Among the entries below, copy every line that carries the word "JSON".

*** Opening EXTRACTED DATA ***

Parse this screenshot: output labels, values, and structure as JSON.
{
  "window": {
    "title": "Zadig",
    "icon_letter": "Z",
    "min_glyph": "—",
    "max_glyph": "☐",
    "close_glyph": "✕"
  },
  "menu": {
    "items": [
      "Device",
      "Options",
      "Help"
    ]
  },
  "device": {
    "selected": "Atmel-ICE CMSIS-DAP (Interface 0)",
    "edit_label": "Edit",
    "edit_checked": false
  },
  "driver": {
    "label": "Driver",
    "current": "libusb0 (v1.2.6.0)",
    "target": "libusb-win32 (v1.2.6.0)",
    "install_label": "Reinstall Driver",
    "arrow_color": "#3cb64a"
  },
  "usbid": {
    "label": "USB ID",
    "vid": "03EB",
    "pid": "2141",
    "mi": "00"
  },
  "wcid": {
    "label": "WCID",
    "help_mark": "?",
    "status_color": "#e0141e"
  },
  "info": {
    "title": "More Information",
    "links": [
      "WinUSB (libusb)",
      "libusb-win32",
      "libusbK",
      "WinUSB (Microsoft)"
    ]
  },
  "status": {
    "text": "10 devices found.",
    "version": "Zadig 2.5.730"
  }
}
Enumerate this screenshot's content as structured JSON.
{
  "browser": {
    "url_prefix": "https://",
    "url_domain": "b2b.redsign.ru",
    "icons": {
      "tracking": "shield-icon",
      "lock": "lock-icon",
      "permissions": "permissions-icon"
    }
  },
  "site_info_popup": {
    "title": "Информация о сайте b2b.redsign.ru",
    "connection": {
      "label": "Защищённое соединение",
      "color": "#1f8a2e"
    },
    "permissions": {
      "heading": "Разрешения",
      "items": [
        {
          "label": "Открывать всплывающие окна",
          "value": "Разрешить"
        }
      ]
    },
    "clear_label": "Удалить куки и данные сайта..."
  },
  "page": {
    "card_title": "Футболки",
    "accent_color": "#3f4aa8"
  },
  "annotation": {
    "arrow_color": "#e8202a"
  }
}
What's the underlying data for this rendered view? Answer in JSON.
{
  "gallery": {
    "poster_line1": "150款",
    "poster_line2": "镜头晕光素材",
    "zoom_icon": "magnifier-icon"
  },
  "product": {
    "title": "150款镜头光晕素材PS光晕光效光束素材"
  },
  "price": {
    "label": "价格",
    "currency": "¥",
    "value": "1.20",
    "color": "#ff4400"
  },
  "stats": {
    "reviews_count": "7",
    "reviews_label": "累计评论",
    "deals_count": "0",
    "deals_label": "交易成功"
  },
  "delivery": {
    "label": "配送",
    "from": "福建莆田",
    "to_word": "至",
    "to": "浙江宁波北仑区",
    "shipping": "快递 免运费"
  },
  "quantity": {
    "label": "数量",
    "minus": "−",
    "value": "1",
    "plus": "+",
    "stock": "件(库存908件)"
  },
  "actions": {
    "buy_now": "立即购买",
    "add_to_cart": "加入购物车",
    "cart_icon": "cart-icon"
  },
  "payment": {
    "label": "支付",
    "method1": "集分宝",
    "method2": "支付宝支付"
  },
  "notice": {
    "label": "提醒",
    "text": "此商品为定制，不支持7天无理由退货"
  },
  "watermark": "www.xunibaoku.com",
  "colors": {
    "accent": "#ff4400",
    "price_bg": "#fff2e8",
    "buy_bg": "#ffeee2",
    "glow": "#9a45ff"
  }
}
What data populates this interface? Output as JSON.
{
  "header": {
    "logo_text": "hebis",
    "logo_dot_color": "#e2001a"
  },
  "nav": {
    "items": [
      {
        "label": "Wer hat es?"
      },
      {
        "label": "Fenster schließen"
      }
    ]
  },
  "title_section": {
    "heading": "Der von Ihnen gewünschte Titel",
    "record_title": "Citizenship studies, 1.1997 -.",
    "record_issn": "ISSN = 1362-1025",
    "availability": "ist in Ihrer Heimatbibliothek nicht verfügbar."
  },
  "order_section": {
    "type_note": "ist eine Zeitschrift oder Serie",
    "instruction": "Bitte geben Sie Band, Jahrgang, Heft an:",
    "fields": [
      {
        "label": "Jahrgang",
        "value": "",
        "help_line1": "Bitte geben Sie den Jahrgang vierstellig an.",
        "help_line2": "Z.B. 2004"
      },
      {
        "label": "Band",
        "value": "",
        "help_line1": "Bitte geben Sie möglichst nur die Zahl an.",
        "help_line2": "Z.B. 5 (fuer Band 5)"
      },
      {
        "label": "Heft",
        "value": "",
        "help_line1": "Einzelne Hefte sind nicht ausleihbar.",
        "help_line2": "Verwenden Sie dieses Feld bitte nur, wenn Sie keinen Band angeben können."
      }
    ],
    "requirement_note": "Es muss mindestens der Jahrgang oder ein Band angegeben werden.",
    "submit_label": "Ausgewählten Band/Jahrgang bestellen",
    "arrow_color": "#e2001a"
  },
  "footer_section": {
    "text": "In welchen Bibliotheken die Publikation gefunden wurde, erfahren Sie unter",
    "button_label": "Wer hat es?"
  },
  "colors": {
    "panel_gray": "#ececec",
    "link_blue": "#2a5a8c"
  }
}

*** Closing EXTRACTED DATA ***

* **ANSWER TO THE PROBLEM**:
Parse this screenshot: output labels, values, and structure as JSON.
Enumerate this screenshot's content as structured JSON.
What's the underlying data for this rendered view? Answer in JSON.
What data populates this interface? Output as JSON.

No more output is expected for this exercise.